I have always found this kind of unsolicited public chat-up a bit unsettling (and because I am a man I don't even have to endure such approaches on a daily basis), but he was American so there was a chance he was just being friendly. There was more of a chance that he was trying to hit on them, after they had foolishly brought along props allowing him to demonstrate his improvisational comedy skills. “Look at that dog,” he said, “I bet you sometimes go out with the same hairstyle.” Comparing a woman's hair to her dog's is not a great opening gambit. She didn't respond.

One strike and you're out. Those are the rules.

But he persisted. If only they had found him as witty and cute as he did. Everyone around me was visibly bristling with embarrassment. The ladies in question could deal with this on their own, but it was a shame that they had to deal with it at all.

He asked them if they were good friends. Probably mate. They're spending Sunday together. “It's just you're so different. You with your fluffy little dog and you with your skateboard.” Yeah, how could two people carrying things that weren't the same be friends?

But he was showing that he was observant.  Which impresses women. Sorry, I meant no one. It impresses no one.

The ladies politely chatted with the reluctance that comes from a lifetime of experience. Trying to put off the moment where he transformed  from charming to affronted shouting, “You talked to me. Why did you talk to me if you're not interested? I'm a good guy. Why can't any women see that?"

“Are you heading to the park?” asked Pesty McPestface. No thoughtful person would ask that. Because it looks like you're trying to gather information to facilitate your next sex-crime. “You know, you've got the dog, you've got the skateboard, so I wondered if you were going to hang out in the park,” with an unspoken, “I am free to come and hang out with you if you like… I am almost certainly not a rapist.” The skateboard lady deadpanned that skateboarding required a hard surface so parks were not ideal. 

I've been lonely and desperate for human company and up to a point I admire him for trying. But you have to read the signs and let stuff organically. The pick-up artist handbook should be one page long and say, “Nobody likes pick-up artists. Harassment isn't sexy. Maybe take up a hobby or join a club?”

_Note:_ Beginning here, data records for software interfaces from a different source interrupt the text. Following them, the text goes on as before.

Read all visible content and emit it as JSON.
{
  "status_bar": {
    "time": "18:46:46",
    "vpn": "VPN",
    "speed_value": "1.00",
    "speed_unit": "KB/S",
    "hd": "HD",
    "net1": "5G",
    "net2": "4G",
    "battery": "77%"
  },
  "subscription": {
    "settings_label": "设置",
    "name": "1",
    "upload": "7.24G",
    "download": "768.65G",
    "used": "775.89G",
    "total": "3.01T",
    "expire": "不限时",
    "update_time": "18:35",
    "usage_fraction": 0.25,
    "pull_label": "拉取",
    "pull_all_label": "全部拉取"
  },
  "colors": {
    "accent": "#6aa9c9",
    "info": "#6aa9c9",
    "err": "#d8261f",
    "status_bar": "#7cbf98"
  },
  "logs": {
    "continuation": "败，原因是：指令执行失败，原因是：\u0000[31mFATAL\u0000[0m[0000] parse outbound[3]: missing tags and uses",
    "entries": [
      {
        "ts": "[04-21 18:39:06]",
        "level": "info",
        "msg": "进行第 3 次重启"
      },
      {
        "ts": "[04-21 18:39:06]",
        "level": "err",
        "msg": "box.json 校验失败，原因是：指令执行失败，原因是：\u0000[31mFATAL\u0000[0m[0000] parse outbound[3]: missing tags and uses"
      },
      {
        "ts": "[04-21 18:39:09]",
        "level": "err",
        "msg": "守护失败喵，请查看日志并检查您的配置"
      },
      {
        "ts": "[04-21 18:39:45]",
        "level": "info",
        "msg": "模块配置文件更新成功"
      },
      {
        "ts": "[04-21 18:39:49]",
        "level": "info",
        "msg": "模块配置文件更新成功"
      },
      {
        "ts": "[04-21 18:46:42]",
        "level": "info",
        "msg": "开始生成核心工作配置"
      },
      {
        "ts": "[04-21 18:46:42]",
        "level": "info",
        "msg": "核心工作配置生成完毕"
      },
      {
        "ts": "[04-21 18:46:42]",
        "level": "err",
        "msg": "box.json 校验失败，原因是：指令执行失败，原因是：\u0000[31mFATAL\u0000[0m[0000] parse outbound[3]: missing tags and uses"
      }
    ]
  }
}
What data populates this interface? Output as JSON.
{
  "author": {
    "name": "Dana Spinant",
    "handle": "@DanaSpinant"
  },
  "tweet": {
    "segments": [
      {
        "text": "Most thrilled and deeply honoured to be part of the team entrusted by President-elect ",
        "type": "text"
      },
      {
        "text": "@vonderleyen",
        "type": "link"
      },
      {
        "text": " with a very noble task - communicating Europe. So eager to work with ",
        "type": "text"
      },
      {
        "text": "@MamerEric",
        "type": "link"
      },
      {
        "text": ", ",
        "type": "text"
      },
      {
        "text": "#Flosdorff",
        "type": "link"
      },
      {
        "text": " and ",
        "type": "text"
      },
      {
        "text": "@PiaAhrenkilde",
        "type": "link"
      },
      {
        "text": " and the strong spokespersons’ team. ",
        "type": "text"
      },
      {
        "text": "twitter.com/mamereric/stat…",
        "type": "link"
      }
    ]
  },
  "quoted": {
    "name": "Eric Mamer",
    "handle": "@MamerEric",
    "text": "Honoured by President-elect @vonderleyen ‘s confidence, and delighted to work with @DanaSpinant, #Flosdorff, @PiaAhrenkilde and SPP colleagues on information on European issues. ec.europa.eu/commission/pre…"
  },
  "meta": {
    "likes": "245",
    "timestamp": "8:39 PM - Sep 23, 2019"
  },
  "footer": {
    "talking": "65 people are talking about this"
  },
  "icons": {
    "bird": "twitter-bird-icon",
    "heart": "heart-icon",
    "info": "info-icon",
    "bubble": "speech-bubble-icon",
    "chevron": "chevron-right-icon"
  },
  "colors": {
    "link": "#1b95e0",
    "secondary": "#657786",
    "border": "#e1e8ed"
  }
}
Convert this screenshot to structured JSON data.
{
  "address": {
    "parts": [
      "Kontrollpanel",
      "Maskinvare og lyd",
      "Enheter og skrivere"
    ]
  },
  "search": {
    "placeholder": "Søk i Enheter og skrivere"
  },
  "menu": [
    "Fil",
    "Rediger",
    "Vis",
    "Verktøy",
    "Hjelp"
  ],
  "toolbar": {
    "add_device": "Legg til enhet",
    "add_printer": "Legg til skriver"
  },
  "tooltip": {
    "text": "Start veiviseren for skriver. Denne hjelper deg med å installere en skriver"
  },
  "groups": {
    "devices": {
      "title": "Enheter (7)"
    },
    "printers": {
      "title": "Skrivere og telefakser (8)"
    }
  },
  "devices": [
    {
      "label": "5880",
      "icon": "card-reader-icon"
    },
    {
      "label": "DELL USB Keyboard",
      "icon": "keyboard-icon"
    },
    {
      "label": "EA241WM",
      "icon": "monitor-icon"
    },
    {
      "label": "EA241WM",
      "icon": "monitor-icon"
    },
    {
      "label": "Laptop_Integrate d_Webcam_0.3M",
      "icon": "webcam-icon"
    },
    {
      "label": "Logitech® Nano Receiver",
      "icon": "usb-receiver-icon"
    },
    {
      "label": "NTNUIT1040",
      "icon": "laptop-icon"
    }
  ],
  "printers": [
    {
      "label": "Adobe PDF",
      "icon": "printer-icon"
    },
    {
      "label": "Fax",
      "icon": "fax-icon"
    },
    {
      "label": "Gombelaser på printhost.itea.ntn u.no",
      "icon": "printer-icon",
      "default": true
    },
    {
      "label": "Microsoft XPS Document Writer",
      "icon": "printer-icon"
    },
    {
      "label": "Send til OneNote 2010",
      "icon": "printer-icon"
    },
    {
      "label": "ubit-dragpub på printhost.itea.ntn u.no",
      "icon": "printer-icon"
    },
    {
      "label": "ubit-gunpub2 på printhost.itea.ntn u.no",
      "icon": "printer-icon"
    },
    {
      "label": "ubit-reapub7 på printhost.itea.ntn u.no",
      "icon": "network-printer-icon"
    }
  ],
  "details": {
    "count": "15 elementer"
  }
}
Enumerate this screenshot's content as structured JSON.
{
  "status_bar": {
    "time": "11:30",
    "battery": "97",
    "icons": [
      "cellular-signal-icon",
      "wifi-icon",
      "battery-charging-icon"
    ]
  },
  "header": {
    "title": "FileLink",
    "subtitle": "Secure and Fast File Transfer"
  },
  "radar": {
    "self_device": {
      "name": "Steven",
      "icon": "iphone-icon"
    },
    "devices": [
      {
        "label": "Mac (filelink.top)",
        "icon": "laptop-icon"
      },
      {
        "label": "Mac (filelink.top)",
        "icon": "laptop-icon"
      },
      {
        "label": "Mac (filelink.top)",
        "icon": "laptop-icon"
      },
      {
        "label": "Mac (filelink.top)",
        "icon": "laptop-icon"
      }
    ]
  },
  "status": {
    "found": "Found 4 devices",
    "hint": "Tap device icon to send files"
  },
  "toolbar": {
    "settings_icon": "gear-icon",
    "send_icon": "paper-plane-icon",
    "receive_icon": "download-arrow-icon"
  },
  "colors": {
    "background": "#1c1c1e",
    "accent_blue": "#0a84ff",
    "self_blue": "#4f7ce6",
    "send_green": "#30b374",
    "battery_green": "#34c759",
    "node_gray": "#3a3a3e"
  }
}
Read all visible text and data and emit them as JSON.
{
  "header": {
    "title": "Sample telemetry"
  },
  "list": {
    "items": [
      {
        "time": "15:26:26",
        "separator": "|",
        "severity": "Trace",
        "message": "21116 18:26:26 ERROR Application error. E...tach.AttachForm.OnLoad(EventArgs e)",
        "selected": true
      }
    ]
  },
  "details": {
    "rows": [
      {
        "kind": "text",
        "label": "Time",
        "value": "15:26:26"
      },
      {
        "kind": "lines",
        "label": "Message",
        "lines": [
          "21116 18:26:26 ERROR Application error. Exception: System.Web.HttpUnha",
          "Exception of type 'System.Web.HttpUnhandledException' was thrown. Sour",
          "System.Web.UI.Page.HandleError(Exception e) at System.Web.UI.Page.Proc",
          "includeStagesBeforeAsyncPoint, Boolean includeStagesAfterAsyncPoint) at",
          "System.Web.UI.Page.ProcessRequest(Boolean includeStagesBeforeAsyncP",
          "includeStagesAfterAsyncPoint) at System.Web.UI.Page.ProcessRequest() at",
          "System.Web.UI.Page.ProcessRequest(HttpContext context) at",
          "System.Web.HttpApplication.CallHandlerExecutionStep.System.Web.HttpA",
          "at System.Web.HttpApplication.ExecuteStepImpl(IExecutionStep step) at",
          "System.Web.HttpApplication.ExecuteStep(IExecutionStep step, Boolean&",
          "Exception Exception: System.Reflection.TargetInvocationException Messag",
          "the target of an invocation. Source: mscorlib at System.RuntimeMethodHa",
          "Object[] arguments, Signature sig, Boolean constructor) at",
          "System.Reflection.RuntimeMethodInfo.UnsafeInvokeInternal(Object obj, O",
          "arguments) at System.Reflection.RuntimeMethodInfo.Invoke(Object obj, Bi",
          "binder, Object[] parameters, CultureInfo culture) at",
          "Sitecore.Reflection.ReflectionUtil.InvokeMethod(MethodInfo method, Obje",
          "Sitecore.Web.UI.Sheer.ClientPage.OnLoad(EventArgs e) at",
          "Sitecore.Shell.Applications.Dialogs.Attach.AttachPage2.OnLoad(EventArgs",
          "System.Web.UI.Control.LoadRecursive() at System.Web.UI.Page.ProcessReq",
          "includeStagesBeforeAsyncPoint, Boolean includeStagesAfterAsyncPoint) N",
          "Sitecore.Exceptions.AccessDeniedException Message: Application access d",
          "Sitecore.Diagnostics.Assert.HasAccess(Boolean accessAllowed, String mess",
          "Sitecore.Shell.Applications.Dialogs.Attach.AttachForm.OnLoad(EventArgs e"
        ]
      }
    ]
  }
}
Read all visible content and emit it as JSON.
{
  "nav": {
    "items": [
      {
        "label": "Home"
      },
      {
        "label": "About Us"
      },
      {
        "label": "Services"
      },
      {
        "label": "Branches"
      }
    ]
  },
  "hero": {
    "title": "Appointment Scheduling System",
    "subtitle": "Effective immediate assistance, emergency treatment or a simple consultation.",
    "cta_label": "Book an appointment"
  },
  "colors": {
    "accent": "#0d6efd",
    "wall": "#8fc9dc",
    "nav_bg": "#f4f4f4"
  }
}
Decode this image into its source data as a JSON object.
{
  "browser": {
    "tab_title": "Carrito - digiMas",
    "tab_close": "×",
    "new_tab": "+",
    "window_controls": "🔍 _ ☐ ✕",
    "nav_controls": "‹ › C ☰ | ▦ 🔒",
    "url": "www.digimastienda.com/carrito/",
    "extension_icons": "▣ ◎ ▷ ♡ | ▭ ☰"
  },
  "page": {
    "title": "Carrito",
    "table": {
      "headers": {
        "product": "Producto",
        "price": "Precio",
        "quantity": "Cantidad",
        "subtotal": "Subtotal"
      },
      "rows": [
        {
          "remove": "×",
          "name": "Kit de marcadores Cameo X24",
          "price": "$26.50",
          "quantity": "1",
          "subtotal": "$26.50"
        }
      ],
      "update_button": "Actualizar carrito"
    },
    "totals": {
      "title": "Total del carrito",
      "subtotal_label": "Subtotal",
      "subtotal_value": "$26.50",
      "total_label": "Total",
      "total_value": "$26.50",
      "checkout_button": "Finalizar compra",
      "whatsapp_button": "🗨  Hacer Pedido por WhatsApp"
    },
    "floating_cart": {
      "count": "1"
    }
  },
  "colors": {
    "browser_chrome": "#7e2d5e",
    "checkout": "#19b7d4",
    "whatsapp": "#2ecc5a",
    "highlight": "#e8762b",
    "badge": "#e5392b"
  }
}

He spotted the dog was lying with its legs akimbo and genitals pressed into the floor. I assumed he wouldn't say anything, but I assumed wrong.  â€œYou couldn't do the splits as well as that,” he said to the dog owner. She pretended not to hear. “Look, your dog is doing the splits,” he persisted.

He was observant, but not so observant as to realise that the ladies were actually more than friends. That's what stopped me wasting my time chatting them up. That and a basic sense of decency. And realism. And the fact I was sitting with my wife.

All good reasons to let strangers get on with their lives.

Occasionally I come up with a joke that is so obvious I can't believe it has never occurred to me before. This one suddenly occurred to me for the first time, “My wife went to see a comedian.

Jimmy Carr?

No, she went of her own accord.”

It weirdly only works if you say Jimmy Carr in a Jamaican accent. I can't be the first to spot that. I just can't believe I never spotted it before.